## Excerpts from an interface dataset
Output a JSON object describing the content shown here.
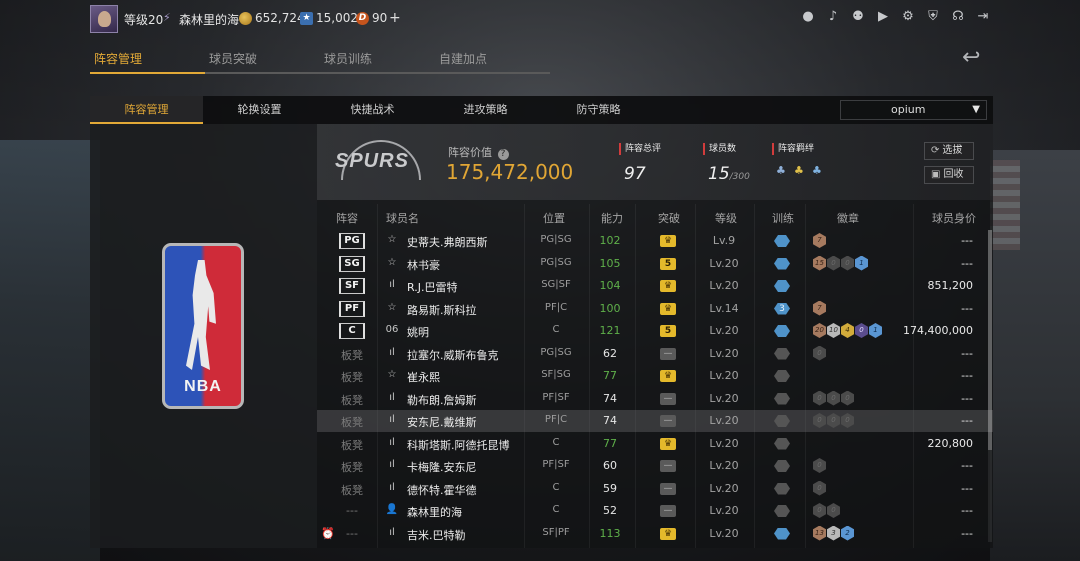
{
  "user": {
    "level": "等级20",
    "name": "森林里的海",
    "currency_gold": "652,724",
    "currency_star": "15,002",
    "currency_d": "90",
    "plus": "+"
  },
  "main_tabs": [
    "阵容管理",
    "球员突破",
    "球员训练",
    "自建加点"
  ],
  "sub_tabs": [
    "阵容管理",
    "轮换设置",
    "快捷战术",
    "进攻策略",
    "防守策略"
  ],
  "team_select": "opium",
  "team": {
    "value_label": "阵容价值",
    "value": "175,472,000",
    "total_label": "阵容总评",
    "total": "97",
    "count_label": "球员数",
    "count": "15",
    "count_max": "/300",
    "chem_label": "阵容羁绊",
    "btn_scout": "选拔",
    "btn_recycle": "回收"
  },
  "headers": {
    "lineup": "阵容",
    "name": "球员名",
    "position": "位置",
    "ability": "能力",
    "breakthrough": "突破",
    "level": "等级",
    "training": "训练",
    "badges": "徽章",
    "value": "球员身价"
  },
  "rows": [
    {
      "slot": "PG",
      "starter": true,
      "type": "☆",
      "name": "史蒂夫.弗朗西斯",
      "pos": "PG|SG",
      "ovr": "102",
      "ovr_green": true,
      "brk": "crown",
      "brk_val": "",
      "lv": "Lv.9",
      "train": "blue",
      "train_val": "",
      "badges": [
        [
          "bronze",
          "7"
        ]
      ],
      "value": "---"
    },
    {
      "slot": "SG",
      "starter": true,
      "type": "☆",
      "name": "林书豪",
      "pos": "PG|SG",
      "ovr": "105",
      "ovr_green": true,
      "brk": "num",
      "brk_val": "5",
      "lv": "Lv.20",
      "train": "blue",
      "train_val": "",
      "badges": [
        [
          "bronze",
          "15"
        ],
        [
          "empty",
          "0"
        ],
        [
          "empty",
          "0"
        ],
        [
          "blue",
          "1"
        ]
      ],
      "value": "---"
    },
    {
      "slot": "SF",
      "starter": true,
      "type": "ıl",
      "name": "R.J.巴雷特",
      "pos": "SG|SF",
      "ovr": "104",
      "ovr_green": true,
      "brk": "crown",
      "brk_val": "",
      "lv": "Lv.20",
      "train": "blue",
      "train_val": "",
      "badges": [],
      "value": "851,200"
    },
    {
      "slot": "PF",
      "starter": true,
      "type": "☆",
      "name": "路易斯.斯科拉",
      "pos": "PF|C",
      "ovr": "100",
      "ovr_green": true,
      "brk": "crown",
      "brk_val": "",
      "lv": "Lv.14",
      "train": "blue",
      "train_val": "3",
      "badges": [
        [
          "bronze",
          "7"
        ]
      ],
      "value": "---"
    },
    {
      "slot": "C",
      "starter": true,
      "type": "06",
      "name": "姚明",
      "pos": "C",
      "ovr": "121",
      "ovr_green": true,
      "brk": "num",
      "brk_val": "5",
      "lv": "Lv.20",
      "train": "blue",
      "train_val": "",
      "badges": [
        [
          "bronze",
          "20"
        ],
        [
          "silver",
          "10"
        ],
        [
          "gold",
          "4"
        ],
        [
          "purple",
          "0"
        ],
        [
          "blue",
          "1"
        ]
      ],
      "value": "174,400,000"
    },
    {
      "slot": "板凳",
      "starter": false,
      "type": "ıl",
      "name": "拉塞尔.威斯布鲁克",
      "pos": "PG|SG",
      "ovr": "62",
      "ovr_green": false,
      "brk": "none",
      "brk_val": "",
      "lv": "Lv.20",
      "train": "grey",
      "train_val": "",
      "badges": [
        [
          "empty",
          "0"
        ]
      ],
      "value": "---"
    },
    {
      "slot": "板凳",
      "starter": false,
      "type": "☆",
      "name": "崔永熙",
      "pos": "SF|SG",
      "ovr": "77",
      "ovr_green": true,
      "brk": "crown",
      "brk_val": "",
      "lv": "Lv.20",
      "train": "grey",
      "train_val": "",
      "badges": [],
      "value": "---"
    },
    {
      "slot": "板凳",
      "starter": false,
      "type": "ıl",
      "name": "勒布朗.詹姆斯",
      "pos": "PF|SF",
      "ovr": "74",
      "ovr_green": false,
      "brk": "none",
      "brk_val": "",
      "lv": "Lv.20",
      "train": "grey",
      "train_val": "",
      "badges": [
        [
          "empty",
          "0"
        ],
        [
          "empty",
          "0"
        ],
        [
          "empty",
          "0"
        ]
      ],
      "value": "---"
    },
    {
      "slot": "板凳",
      "starter": false,
      "type": "ıl",
      "name": "安东尼.戴维斯",
      "pos": "PF|C",
      "ovr": "74",
      "ovr_green": false,
      "brk": "none",
      "brk_val": "",
      "lv": "Lv.20",
      "train": "grey",
      "train_val": "",
      "badges": [
        [
          "empty",
          "0"
        ],
        [
          "empty",
          "0"
        ],
        [
          "empty",
          "0"
        ]
      ],
      "value": "---",
      "highlight": true
    },
    {
      "slot": "板凳",
      "starter": false,
      "type": "ıl",
      "name": "科斯塔斯.阿德托昆博",
      "pos": "C",
      "ovr": "77",
      "ovr_green": true,
      "brk": "crown",
      "brk_val": "",
      "lv": "Lv.20",
      "train": "grey",
      "train_val": "",
      "badges": [],
      "value": "220,800"
    },
    {
      "slot": "板凳",
      "starter": false,
      "type": "ıl",
      "name": "卡梅隆.安东尼",
      "pos": "PF|SF",
      "ovr": "60",
      "ovr_green": false,
      "brk": "none",
      "brk_val": "",
      "lv": "Lv.20",
      "train": "grey",
      "train_val": "",
      "badges": [
        [
          "empty",
          "0"
        ]
      ],
      "value": "---"
    },
    {
      "slot": "板凳",
      "starter": false,
      "type": "ıl",
      "name": "德怀特.霍华德",
      "pos": "C",
      "ovr": "59",
      "ovr_green": false,
      "brk": "none",
      "brk_val": "",
      "lv": "Lv.20",
      "train": "grey",
      "train_val": "",
      "badges": [
        [
          "empty",
          "0"
        ]
      ],
      "value": "---"
    },
    {
      "slot": "---",
      "starter": false,
      "type": "👤",
      "name": "森林里的海",
      "pos": "C",
      "ovr": "52",
      "ovr_green": false,
      "brk": "none",
      "brk_val": "",
      "lv": "Lv.20",
      "train": "grey",
      "train_val": "",
      "badges": [
        [
          "empty",
          "0"
        ],
        [
          "empty",
          "0"
        ]
      ],
      "value": "---"
    },
    {
      "slot": "---",
      "starter": false,
      "alarm": true,
      "type": "ıl",
      "name": "吉米.巴特勒",
      "pos": "SF|PF",
      "ovr": "113",
      "ovr_green": true,
      "brk": "crown",
      "brk_val": "",
      "lv": "Lv.20",
      "train": "blue",
      "train_val": "",
      "badges": [
        [
          "bronze",
          "13"
        ],
        [
          "silver",
          "3"
        ],
        [
          "blue",
          "2"
        ]
      ],
      "value": "---"
    }
  ],
  "colors": {
    "accent": "#e2a937",
    "green": "#5fb04a",
    "panel": "#121315"
  }
}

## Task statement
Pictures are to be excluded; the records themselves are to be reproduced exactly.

## Solution for this task
Output a JSON object describing the content shown here.
{
  "user": {
    "level": "等级20",
    "name": "森林里的海",
    "currency_gold": "652,724",
    "currency_star": "15,002",
    "currency_d": "90",
    "plus": "+"
  },
  "main_tabs": [
    "阵容管理",
    "球员突破",
    "球员训练",
    "自建加点"
  ],
  "sub_tabs": [
    "阵容管理",
    "轮换设置",
    "快捷战术",
    "进攻策略",
    "防守策略"
  ],
  "team_select": "opium",
  "team": {
    "value_label": "阵容价值",
    "value": "175,472,000",
    "total_label": "阵容总评",
    "total": "97",
    "count_label": "球员数",
    "count": "15",
    "count_max": "/300",
    "chem_label": "阵容羁绊",
    "btn_scout": "选拔",
    "btn_recycle": "回收"
  },
  "headers": {
    "lineup": "阵容",
    "name": "球员名",
    "position": "位置",
    "ability": "能力",
    "breakthrough": "突破",
    "level": "等级",
    "training": "训练",
    "badges": "徽章",
    "value": "球员身价"
  },
  "rows": [
    {
      "slot": "PG",
      "starter": true,
      "type": "☆",
      "name": "史蒂夫.弗朗西斯",
      "pos": "PG|SG",
      "ovr": "102",
      "ovr_green": true,
      "brk": "crown",
      "brk_val": "",
      "lv": "Lv.9",
      "train": "blue",
      "train_val": "",
      "badges": [
        [
          "bronze",
          "7"
        ]
      ],
      "value": "---"
    },
    {
      "slot": "SG",
      "starter": true,
      "type": "☆",
      "name": "林书豪",
      "pos": "PG|SG",
      "ovr": "105",
      "ovr_green": true,
      "brk": "num",
      "brk_val": "5",
      "lv": "Lv.20",
      "train": "blue",
      "train_val": "",
      "badges": [
        [
          "bronze",
          "15"
        ],
        [
          "empty",
          "0"
        ],
        [
          "empty",
          "0"
        ],
        [
          "blue",
          "1"
        ]
      ],
      "value": "---"
    },
    {
      "slot": "SF",
      "starter": true,
      "type": "ıl",
      "name": "R.J.巴雷特",
      "pos": "SG|SF",
      "ovr": "104",
      "ovr_green": true,
      "brk": "crown",
      "brk_val": "",
      "lv": "Lv.20",
      "train": "blue",
      "train_val": "",
      "badges": [],
      "value": "851,200"
    },
    {
      "slot": "PF",
      "starter": true,
      "type": "☆",
      "name": "路易斯.斯科拉",
      "pos": "PF|C",
      "ovr": "100",
      "ovr_green": true,
      "brk": "crown",
      "brk_val": "",
      "lv": "Lv.14",
      "train": "blue",
      "train_val": "3",
      "badges": [
        [
          "bronze",
          "7"
        ]
      ],
      "value": "---"
    },
    {
      "slot": "C",
      "starter": true,
      "type": "06",
      "name": "姚明",
      "pos": "C",
      "ovr": "121",
      "ovr_green": true,
      "brk": "num",
      "brk_val": "5",
      "lv": "Lv.20",
      "train": "blue",
      "train_val": "",
      "badges": [
        [
          "bronze",
          "20"
        ],
        [
          "silver",
          "10"
        ],
        [
          "gold",
          "4"
        ],
        [
          "purple",
          "0"
        ],
        [
          "blue",
          "1"
        ]
      ],
      "value": "174,400,000"
    },
    {
      "slot": "板凳",
      "starter": false,
      "type": "ıl",
      "name": "拉塞尔.威斯布鲁克",
      "pos": "PG|SG",
      "ovr": "62",
      "ovr_green": false,
      "brk": "none",
      "brk_val": "",
      "lv": "Lv.20",
      "train": "grey",
      "train_val": "",
      "badges": [
        [
          "empty",
          "0"
        ]
      ],
      "value": "---"
    },
    {
      "slot": "板凳",
      "starter": false,
      "type": "☆",
      "name": "崔永熙",
      "pos": "SF|SG",
      "ovr": "77",
      "ovr_green": true,
      "brk": "crown",
      "brk_val": "",
      "lv": "Lv.20",
      "train": "grey",
      "train_val": "",
      "badges": [],
      "value": "---"
    },
    {
      "slot": "板凳",
      "starter": false,
      "type": "ıl",
      "name": "勒布朗.詹姆斯",
      "pos": "PF|SF",
      "ovr": "74",
      "ovr_green": false,
      "brk": "none",
      "brk_val": "",
      "lv": "Lv.20",
      "train": "grey",
      "train_val": "",
      "badges": [
        [
          "empty",
          "0"
        ],
        [
          "empty",
          "0"
        ],
        [
          "empty",
          "0"
        ]
      ],
      "value": "---"
    },
    {
      "slot": "板凳",
      "starter": false,
      "type": "ıl",
      "name": "安东尼.戴维斯",
      "pos": "PF|C",
      "ovr": "74",
      "ovr_green": false,
      "brk": "none",
      "brk_val": "",
      "lv": "Lv.20",
      "train": "grey",
      "train_val": "",
      "badges": [
        [
          "empty",
          "0"
        ],
        [
          "empty",
          "0"
        ],
        [
          "empty",
          "0"
        ]
      ],
      "value": "---",
      "highlight": true
    },
    {
      "slot": "板凳",
      "starter": false,
      "type": "ıl",
      "name": "科斯塔斯.阿德托昆博",
      "pos": "C",
      "ovr": "77",
      "ovr_green": true,
      "brk": "crown",
      "brk_val": "",
      "lv": "Lv.20",
      "train": "grey",
      "train_val": "",
      "badges": [],
      "value": "220,800"
    },
    {
      "slot": "板凳",
      "starter": false,
      "type": "ıl",
      "name": "卡梅隆.安东尼",
      "pos": "PF|SF",
      "ovr": "60",
      "ovr_green": false,
      "brk": "none",
      "brk_val": "",
      "lv": "Lv.20",
      "train": "grey",
      "train_val": "",
      "badges": [
        [
          "empty",
          "0"
        ]
      ],
      "value": "---"
    },
    {
      "slot": "板凳",
      "starter": false,
      "type": "ıl",
      "name": "德怀特.霍华德",
      "pos": "C",
      "ovr": "59",
      "ovr_green": false,
      "brk": "none",
      "brk_val": "",
      "lv": "Lv.20",
      "train": "grey",
      "train_val": "",
      "badges": [
        [
          "empty",
          "0"
        ]
      ],
      "value": "---"
    },
    {
      "slot": "---",
      "starter": false,
      "type": "👤",
      "name": "森林里的海",
      "pos": "C",
      "ovr": "52",
      "ovr_green": false,
      "brk": "none",
      "brk_val": "",
      "lv": "Lv.20",
      "train": "grey",
      "train_val": "",
      "badges": [
        [
          "empty",
          "0"
        ],
        [
          "empty",
          "0"
        ]
      ],
      "value": "---"
    },
    {
      "slot": "---",
      "starter": false,
      "alarm": true,
      "type": "ıl",
      "name": "吉米.巴特勒",
      "pos": "SF|PF",
      "ovr": "113",
      "ovr_green": true,
      "brk": "crown",
      "brk_val": "",
      "lv": "Lv.20",
      "train": "blue",
      "train_val": "",
      "badges": [
        [
          "bronze",
          "13"
        ],
        [
          "silver",
          "3"
        ],
        [
          "blue",
          "2"
        ]
      ],
      "value": "---"
    }
  ],
  "colors": {
    "accent": "#e2a937",
    "green": "#5fb04a",
    "panel": "#121315"
  }
}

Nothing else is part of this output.